→ RECORDS TO USE
● ● ● ● ● ● ●
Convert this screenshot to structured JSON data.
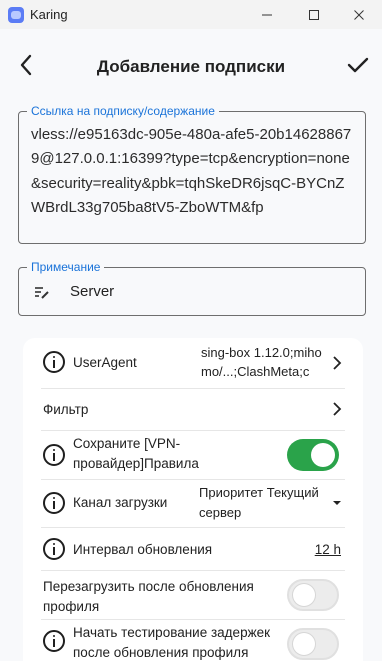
{
  "window": {
    "title": "Karing",
    "minimize_icon": "minimize-icon",
    "maximize_icon": "maximize-icon",
    "close_icon": "close-icon"
  },
  "header": {
    "title": "Добавление подписки",
    "back_icon": "chevron-left-icon",
    "confirm_icon": "check-icon"
  },
  "url_field": {
    "label": "Ссылка на подписку/содержание",
    "value": "vless://e95163dc-905e-480a-afe5-20b146288679@127.0.0.1:16399?type=tcp&encryption=none&security=reality&pbk=tqhSkeDR6jsqC-BYCnZWBrdL33g705ba8tV5-ZboWTM&fp"
  },
  "note_field": {
    "label": "Примечание",
    "value": "Server",
    "icon": "edit-note-icon"
  },
  "settings": {
    "user_agent": {
      "label": "UserAgent",
      "value": "sing-box 1.12.0;mihomo/...;ClashMeta;c"
    },
    "filter": {
      "label": "Фильтр"
    },
    "save_rules": {
      "label": "Сохраните [VPN-провайдер]Правила",
      "enabled": true
    },
    "download_channel": {
      "label": "Канал загрузки",
      "value": "Приоритет Текущий сервер"
    },
    "update_interval": {
      "label": "Интервал обновления",
      "value": "12 h"
    },
    "reload_after_update": {
      "label": "Перезагрузить после обновления профиля",
      "enabled": false
    },
    "latency_test_after_update": {
      "label": "Начать тестирование задержек после обновления профиля",
      "enabled": false
    }
  },
  "colors": {
    "accent": "#1a73d9",
    "toggle_on": "#2aa34a",
    "background": "#f8f9fb",
    "card": "#ffffff"
  }
}
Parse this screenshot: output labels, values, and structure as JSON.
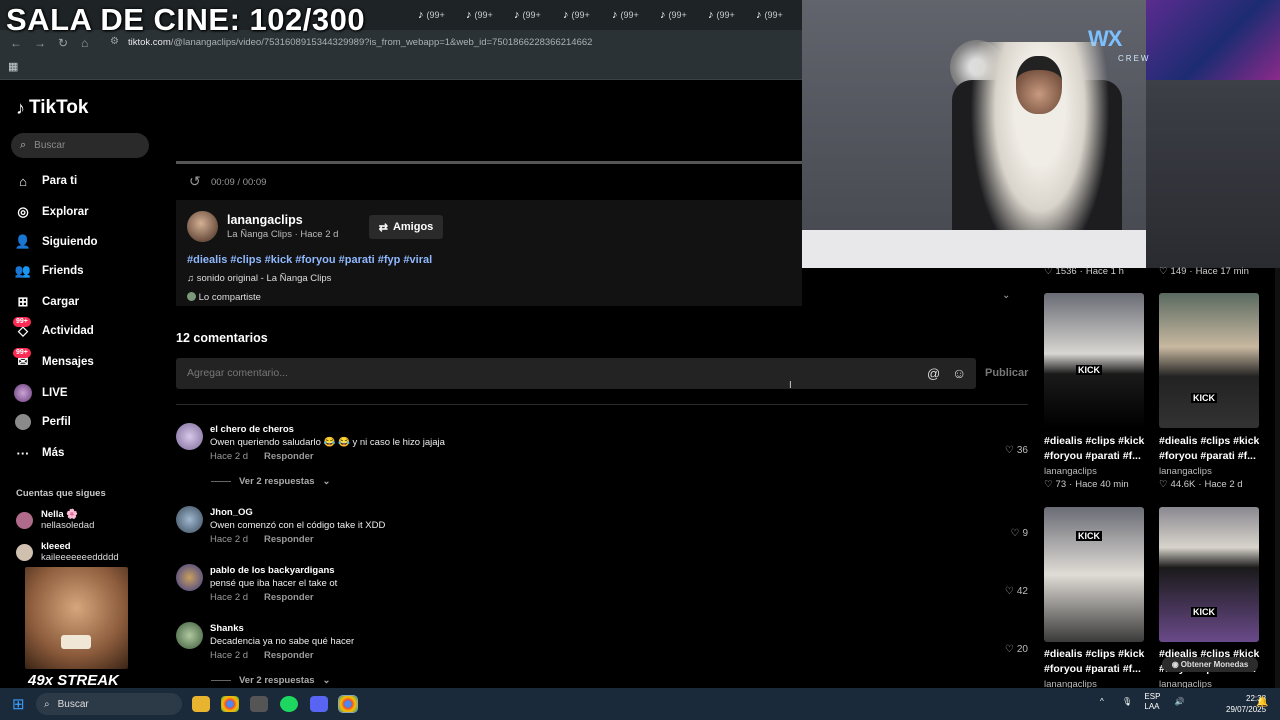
{
  "overlay": {
    "title": "SALA DE CINE: 102/300",
    "streak": "49x STREAK"
  },
  "browser": {
    "tab_badge": "(99+",
    "url_main": "tiktok.com",
    "url_rest": "/@lanangaclips/video/7531608915344329989?is_from_webapp=1&web_id=7501866228366214662"
  },
  "sidebar": {
    "logo": "TikTok",
    "search_placeholder": "Buscar",
    "nav": [
      {
        "label": "Para ti",
        "icon": "home-icon"
      },
      {
        "label": "Explorar",
        "icon": "compass-icon"
      },
      {
        "label": "Siguiendo",
        "icon": "following-icon"
      },
      {
        "label": "Friends",
        "icon": "friends-icon"
      },
      {
        "label": "Cargar",
        "icon": "upload-icon"
      },
      {
        "label": "Actividad",
        "icon": "activity-icon",
        "badge": "99+"
      },
      {
        "label": "Mensajes",
        "icon": "messages-icon",
        "badge": "99+"
      },
      {
        "label": "LIVE",
        "icon": "live-icon"
      },
      {
        "label": "Perfil",
        "icon": "profile-icon"
      },
      {
        "label": "Más",
        "icon": "more-icon"
      }
    ],
    "following_heading": "Cuentas que sigues",
    "following": [
      {
        "name": "Nella 🌸",
        "handle": "nellasoledad"
      },
      {
        "name": "kleeed",
        "handle": "kaileeeeeeeddddd"
      }
    ]
  },
  "video": {
    "time": "00:09 / 00:09",
    "author_name": "lanangaclips",
    "author_sub": "La Ñanga Clips · Hace 2 d",
    "friends_button": "Amigos",
    "hashtags": "#diealis #clips #kick #foryou #parati #fyp #viral",
    "sound": "sonido original - La Ñanga Clips",
    "shared": "Lo compartiste"
  },
  "comments": {
    "count": "12 comentarios",
    "placeholder": "Agregar comentario...",
    "publish": "Publicar",
    "reply_label": "Responder",
    "items": [
      {
        "user": "el chero de cheros",
        "text": "Owen queriendo saludarlo 😂 😂 y ni caso le hizo jajaja",
        "date": "Hace 2 d",
        "likes": "36",
        "replies": "Ver 2 respuestas"
      },
      {
        "user": "Jhon_OG",
        "text": "Owen comenzó con el código take it XDD",
        "date": "Hace 2 d",
        "likes": "9"
      },
      {
        "user": "pablo de los backyardigans",
        "text": "pensé que iba hacer el take ot",
        "date": "Hace 2 d",
        "likes": "42"
      },
      {
        "user": "Shanks",
        "text": "Decadencia ya no sabe qué hacer",
        "date": "Hace 2 d",
        "likes": "20",
        "replies": "Ver 2 respuestas"
      }
    ]
  },
  "webcam": {
    "logo": "WX",
    "crew": "CREW"
  },
  "related": {
    "top_stats": [
      {
        "likes": "1536",
        "age": "Hace 1 h"
      },
      {
        "likes": "149",
        "age": "Hace 17 min"
      }
    ],
    "videos": [
      {
        "caption1": "#diealis #clips #kick",
        "caption2": "#foryou #parati #f...",
        "user": "lanangaclips",
        "likes": "73",
        "age": "Hace 40 min",
        "kick": "KICK"
      },
      {
        "caption1": "#diealis #clips #kick",
        "caption2": "#foryou #parati #f...",
        "user": "lanangaclips",
        "likes": "44.6K",
        "age": "Hace 2 d",
        "kick": "KICK"
      },
      {
        "caption1": "#diealis #clips #kick",
        "caption2": "#foryou #parati #f...",
        "user": "lanangaclips",
        "kick": "KICK"
      },
      {
        "caption1": "#diealis #clips #kick",
        "caption2": "#foryou #parati #f...",
        "user": "lanangaclips",
        "kick": "KICK"
      }
    ],
    "coins": "Obtener Monedas"
  },
  "taskbar": {
    "search": "Buscar",
    "lang1": "ESP",
    "lang2": "LAA",
    "time": "22:38",
    "date": "29/07/2025"
  }
}
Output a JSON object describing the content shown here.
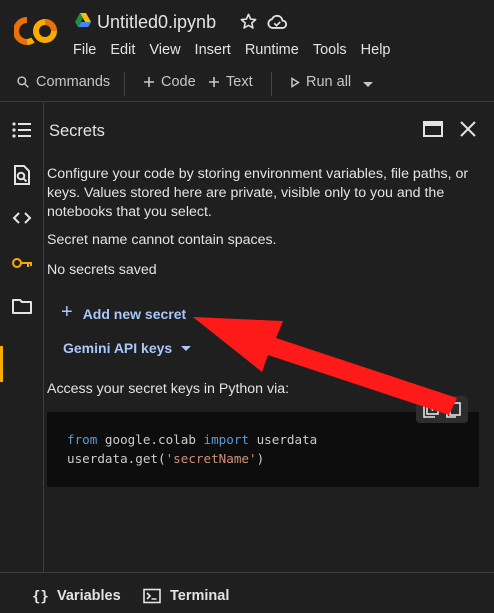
{
  "header": {
    "title": "Untitled0.ipynb",
    "menu": [
      "File",
      "Edit",
      "View",
      "Insert",
      "Runtime",
      "Tools",
      "Help"
    ]
  },
  "toolbar": {
    "commands_label": "Commands",
    "code_label": "Code",
    "text_label": "Text",
    "run_all_label": "Run all"
  },
  "sidebar": {
    "icons": [
      "table-of-contents-icon",
      "find-icon",
      "code-snippets-icon",
      "key-icon",
      "folder-icon"
    ],
    "active": "key-icon"
  },
  "panel": {
    "title": "Secrets",
    "description": "Configure your code by storing environment variables, file paths, or keys. Values stored here are private, visible only to you and the notebooks that you select.",
    "name_rule": "Secret name cannot contain spaces.",
    "empty_state": "No secrets saved",
    "add_secret_label": "Add new secret",
    "gemini_label": "Gemini API keys",
    "access_label": "Access your secret keys in Python via:",
    "code": {
      "line1_kw1": "from",
      "line1_mod": " google.colab ",
      "line1_kw2": "import",
      "line1_name": " userdata",
      "line2_call": "userdata.get(",
      "line2_str": "'secretName'",
      "line2_end": ")"
    }
  },
  "bottombar": {
    "variables_label": "Variables",
    "terminal_label": "Terminal"
  },
  "colors": {
    "background": "#1f1f1f",
    "accent_link": "#a8c7fa",
    "logo_orange": "#f9ab00",
    "annotation_arrow": "#ff1a1a"
  }
}
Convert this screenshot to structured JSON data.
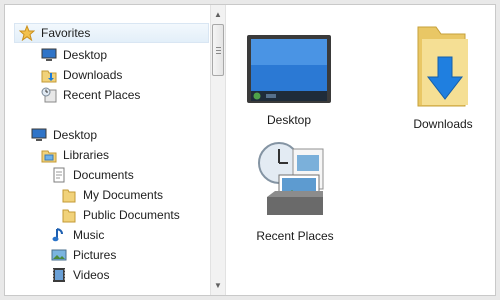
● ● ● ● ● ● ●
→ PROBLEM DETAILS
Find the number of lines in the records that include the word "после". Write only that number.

→ ANSWER TO THE PROBLEM
2